African business, politics and lifestyle
Sudan rearranges furniture as independence vote looms
The shiny new headquarters of Sudan’s referendum commission was buzzing with activity on Monday, less than four months ahead of the scheduled start of a seismic vote on whether the country’s oil-producing south should declare independence.
Unfortunately, officials were not all busy putting the final touches to voting registration lists or preparing publicity materials for the region’s inexperienced electorate.
First they had to set up the office — staff, who only moved in around a week ago, bustled around rearranging furniture as they waited for deliveries of everything from computers to curtains.
Today, with just with 115 days, or 81 weekdays, to go until the plebiscite, Sudan remains startlingly unprepared for the vote, promised under a 2005 peace deal that ended decades of civil war between north and south Sudan.
The stakes are high. Analysts fear any delay, or messy outcome to the vote, could spark a return to civil war, with dire consequences for the surrounding region.
Southerners are widely expected to choose independence, and would react angrily to any perceived interference from Khartoum (bent, they say, on keeping control of the region’s oil), or any irregularities that might question the validity of the vote’s outcome.
The members of the commission, who are supposed to organise the referendum, were only appointed in late June, after months of wrangling between northern and southern leaders. The commission’s secretary general Mohamed Osman al-Nujoomi was nominated on Sept. 2, and approved by the president on Wednesday.
At the time of writing, the commission had still not announced a start date for voter registration, or a concrete plan of how it was going to reach and identify millions of voters, spread out across the underdeveloped south and around the world.
No one you ask is prepared to say it is already too late, that Sudan has no hope on meeting the deadline.
And no Sudan analysts you speak to are surprised at the delay and last minute rush.
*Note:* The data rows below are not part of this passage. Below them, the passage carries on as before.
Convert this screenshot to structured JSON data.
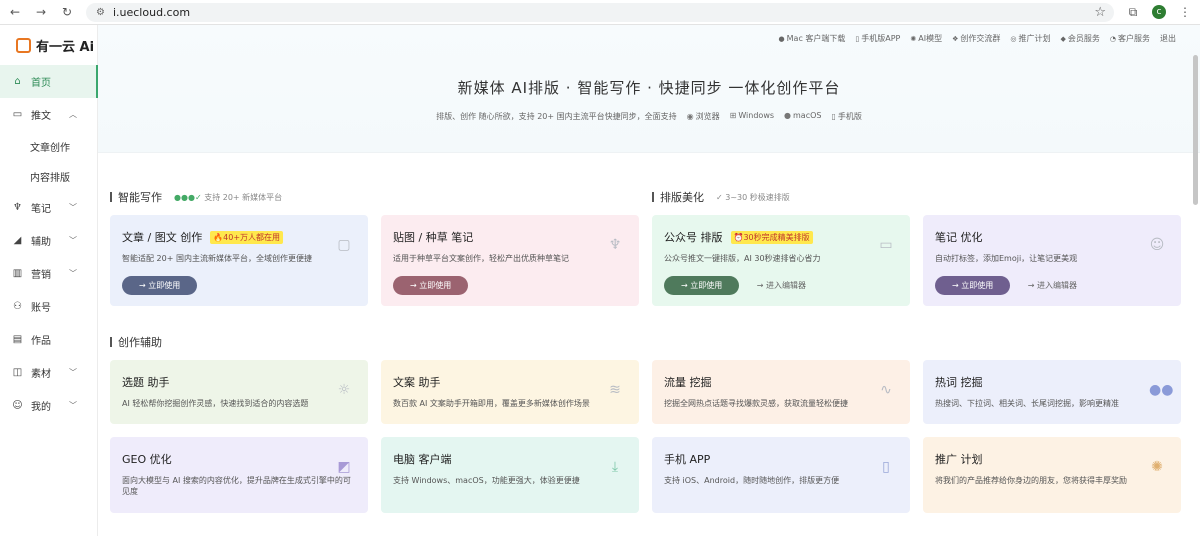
{
  "browser": {
    "url": "i.uecloud.com",
    "avatar_letter": "c"
  },
  "logo": {
    "text": "有一云 Ai"
  },
  "sidebar": {
    "items": [
      {
        "label": "首页",
        "icon": "home-icon",
        "active": true
      },
      {
        "label": "推文",
        "icon": "article-icon",
        "caret": "up"
      },
      {
        "label": "笔记",
        "icon": "sprout-icon",
        "caret": "down"
      },
      {
        "label": "辅助",
        "icon": "chart-icon",
        "caret": "down"
      },
      {
        "label": "营销",
        "icon": "bar-icon",
        "caret": "down"
      },
      {
        "label": "账号",
        "icon": "user-icon"
      },
      {
        "label": "作品",
        "icon": "works-icon"
      },
      {
        "label": "素材",
        "icon": "material-icon",
        "caret": "down"
      },
      {
        "label": "我的",
        "icon": "profile-icon",
        "caret": "down"
      }
    ],
    "subitems": [
      "文章创作",
      "内容排版"
    ]
  },
  "topbar": [
    "Mac 客户端下载",
    "手机版APP",
    "AI模型",
    "创作交流群",
    "推广计划",
    "会员服务",
    "客户服务",
    "退出"
  ],
  "hero": {
    "title": "新媒体 AI排版 · 智能写作 · 快捷同步 一体化创作平台",
    "subtitle": "排版、创作 随心所欲，支持 20+ 国内主流平台快捷同步，全面支持",
    "platforms": [
      "浏览器",
      "Windows",
      "macOS",
      "手机版"
    ]
  },
  "sections": {
    "writing": {
      "title": "智能写作",
      "note": "支持 20+ 新媒体平台"
    },
    "layout": {
      "title": "排版美化",
      "note": "3~30 秒极速排版"
    },
    "assist": {
      "title": "创作辅助"
    }
  },
  "cards_row1": [
    {
      "title": "文章 / 图文 创作",
      "badge": "🔥40+万人都在用",
      "desc": "智能适配 20+ 国内主流新媒体平台，全域创作更便捷",
      "btn": "→ 立即使用",
      "btn_color": "#5a6688"
    },
    {
      "title": "贴图 / 种草 笔记",
      "desc": "适用于种草平台文案创作，轻松产出优质种草笔记",
      "btn": "→ 立即使用",
      "btn_color": "#9b6370"
    },
    {
      "title": "公众号 排版",
      "badge": "⏰30秒完成精美排版",
      "desc": "公众号推文一键排版，AI 30秒速排省心省力",
      "btn": "→ 立即使用",
      "btn_color": "#4f7a5c",
      "link": "→ 进入编辑器"
    },
    {
      "title": "笔记 优化",
      "desc": "自动打标签，添加Emoji，让笔记更美观",
      "btn": "→ 立即使用",
      "btn_color": "#6f5f8f",
      "link": "→ 进入编辑器"
    }
  ],
  "cards_row2": [
    {
      "title": "选题 助手",
      "desc": "AI 轻松帮你挖掘创作灵感，快速找到适合的内容选题"
    },
    {
      "title": "文案 助手",
      "desc": "数百款 AI 文案助手开箱即用，覆盖更多新媒体创作场景"
    },
    {
      "title": "流量 挖掘",
      "desc": "挖掘全网热点话题寻找爆款灵感，获取流量轻松便捷"
    },
    {
      "title": "热词 挖掘",
      "desc": "热搜词、下拉词、相关词、长尾词挖掘，影响更精准"
    }
  ],
  "cards_row3": [
    {
      "title": "GEO 优化",
      "desc": "面向大模型与 AI 搜索的内容优化，提升品牌在生成式引擎中的可见度"
    },
    {
      "title": "电脑 客户端",
      "desc": "支持 Windows、macOS，功能更强大，体验更便捷"
    },
    {
      "title": "手机 APP",
      "desc": "支持 iOS、Android，随时随地创作，排版更方便"
    },
    {
      "title": "推广 计划",
      "desc": "将我们的产品推荐给你身边的朋友，您将获得丰厚奖励"
    }
  ]
}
Commentators have long written about the Sudanese government’s often disastrous policy of “strategic delay” – where costly decisions are put off in the hope that other events will intervene.
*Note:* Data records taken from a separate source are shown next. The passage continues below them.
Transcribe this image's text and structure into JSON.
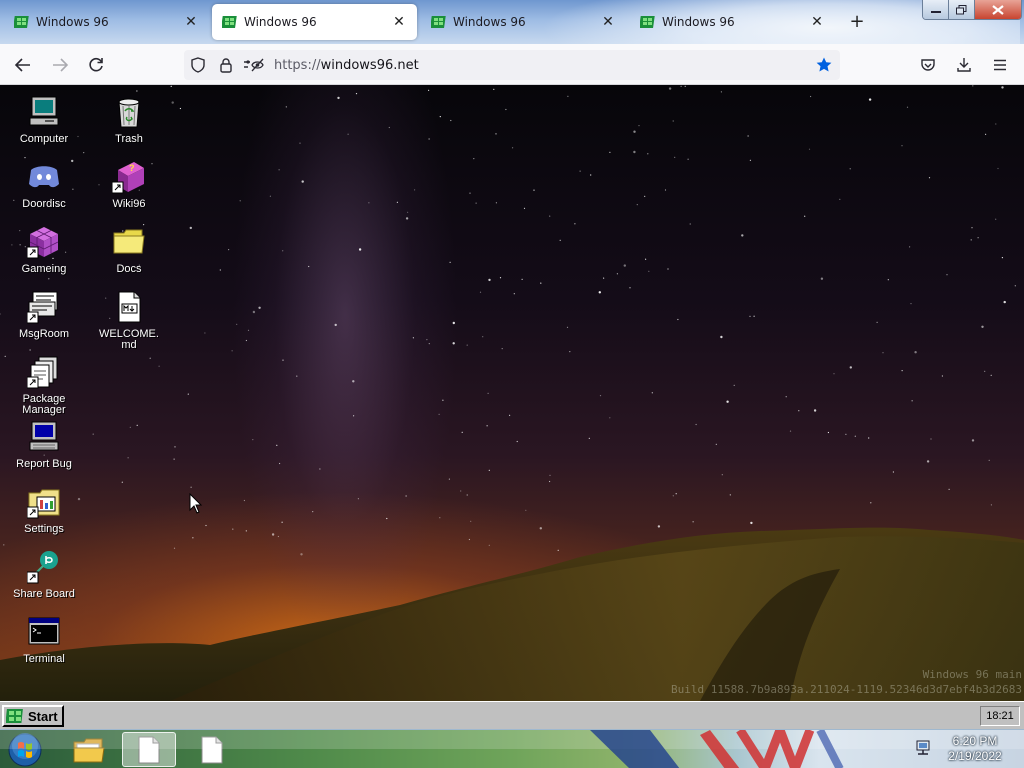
{
  "browser": {
    "tabs": [
      {
        "title": "Windows 96",
        "active": false
      },
      {
        "title": "Windows 96",
        "active": true
      },
      {
        "title": "Windows 96",
        "active": false
      },
      {
        "title": "Windows 96",
        "active": false
      }
    ],
    "close_glyph": "✕",
    "new_tab_glyph": "+",
    "url_scheme": "https://",
    "url_host": "windows96.net",
    "bookmark_color": "#0061e0",
    "icons": [
      "back-icon",
      "forward-icon",
      "reload-icon",
      "shield-icon",
      "lock-icon",
      "permissions-icon",
      "star-icon",
      "pocket-icon",
      "downloads-icon",
      "menu-icon"
    ]
  },
  "desktop": {
    "icons": [
      {
        "label": "Computer",
        "icon": "computer-icon"
      },
      {
        "label": "Doordisc",
        "icon": "discord-icon"
      },
      {
        "label": "Gameing",
        "icon": "cube-icon"
      },
      {
        "label": "MsgRoom",
        "icon": "msgroom-icon"
      },
      {
        "label": "Package Manager",
        "icon": "package-icon"
      },
      {
        "label": "Report Bug",
        "icon": "report-bug-icon"
      },
      {
        "label": "Settings",
        "icon": "settings-icon"
      },
      {
        "label": "Share Board",
        "icon": "share-board-icon"
      },
      {
        "label": "Terminal",
        "icon": "terminal-icon"
      },
      {
        "label": "Trash",
        "icon": "trash-icon"
      },
      {
        "label": "Wiki96",
        "icon": "wiki-book-icon"
      },
      {
        "label": "Docs",
        "icon": "folder-icon"
      },
      {
        "label": "WELCOME.md",
        "icon": "markdown-file-icon"
      }
    ],
    "watermark_line1": "Windows 96 main",
    "watermark_line2": "Build 11588.7b9a893a.211024-1119.52346d3d7ebf4b3d2683"
  },
  "w96_taskbar": {
    "start_label": "Start",
    "clock": "18:21"
  },
  "host_taskbar": {
    "time": "6:20 PM",
    "date": "2/19/2022",
    "buttons": [
      "windows-orb-icon",
      "file-explorer-icon",
      "document-icon",
      "document-icon"
    ]
  }
}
The only difference this time is that Khartoum’s ever-flexible delaying tactics are coming up against the immovable force of a fixed deadline — southerners insist they will not budge a day beyond the scheduled voting date of January 9, 2011.
Optimists hoping that that vote will still take place on time can take heart from the fact that the commission at last has an office — if you can find it, that is.
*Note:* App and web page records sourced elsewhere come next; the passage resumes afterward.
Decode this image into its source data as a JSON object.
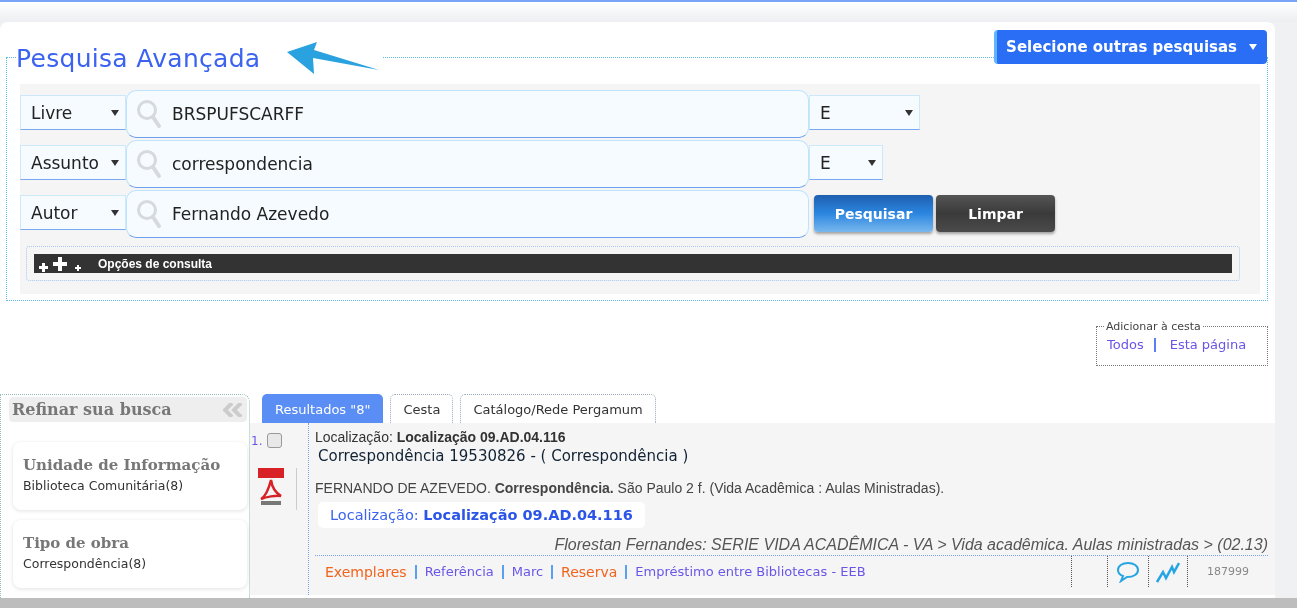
{
  "search": {
    "title": "Pesquisa Avançada",
    "other_searches": "Selecione outras pesquisas",
    "rows": [
      {
        "field": "Livre",
        "term": "BRSPUFSCARFF",
        "operator": "E"
      },
      {
        "field": "Assunto",
        "term": "correspondencia",
        "operator": "E"
      },
      {
        "field": "Autor",
        "term": "Fernando Azevedo"
      }
    ],
    "buttons": [
      {
        "label": "Pesquisar",
        "kind": "primary"
      },
      {
        "label": "Limpar",
        "kind": "secondary"
      }
    ],
    "options": "Opções de consulta"
  },
  "basket": {
    "legend": "Adicionar à cesta",
    "links": [
      "Todos",
      "Esta página"
    ]
  },
  "sidebar": {
    "title": "Refinar sua busca",
    "facets": [
      {
        "title": "Unidade de Informação",
        "items": [
          "Biblioteca Comunitária(8)"
        ]
      },
      {
        "title": "Tipo de obra",
        "items": [
          "Correspondência(8)"
        ]
      }
    ]
  },
  "tabs": [
    {
      "label": "Resultados \"8\"",
      "selected": true
    },
    {
      "label": "Cesta",
      "selected": false
    },
    {
      "label": "Catálogo/Rede Pergamum",
      "selected": false
    }
  ],
  "results": [
    {
      "number": "1.",
      "checked": false,
      "location_label": "Localização:",
      "location": "Localização 09.AD.04.116",
      "title": "Correspondência 19530826 - ( Correspondência )",
      "reference": "FERNANDO DE AZEVEDO. **Correspondência.** São Paulo 2 f. (Vida Acadêmica : Aulas Ministradas).",
      "location_box_label": "Localização:",
      "location_box": "Localização 09.AD.04.116",
      "series": "Florestan Fernandes: SERIE VIDA ACADÊMICA - VA > Vida acadêmica. Aulas ministradas > (02.13)",
      "actions": [
        {
          "label": "Exemplares",
          "kind": "highlight"
        },
        {
          "label": "Referência",
          "kind": "normal"
        },
        {
          "label": "Marc",
          "kind": "normal"
        },
        {
          "label": "Reserva",
          "kind": "highlight"
        },
        {
          "label": "Empréstimo entre Bibliotecas - EEB",
          "kind": "normal"
        }
      ],
      "record_id": "187999"
    }
  ]
}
There is still no sign outside the premises on an unmade road in Khartoum’s Al Taif district and the most useful landmark for giving driving directions is a hoarding at the turning for the Ona Beauty Centre.
Later in the week, the commission announced it had decided on the design of the registration forms, but not where they would be printed.
As I sat inside the new offices waiting for a briefing, a passing official broke open a packet of multi-coloured drinks coasters and handed them out, one for each new desk.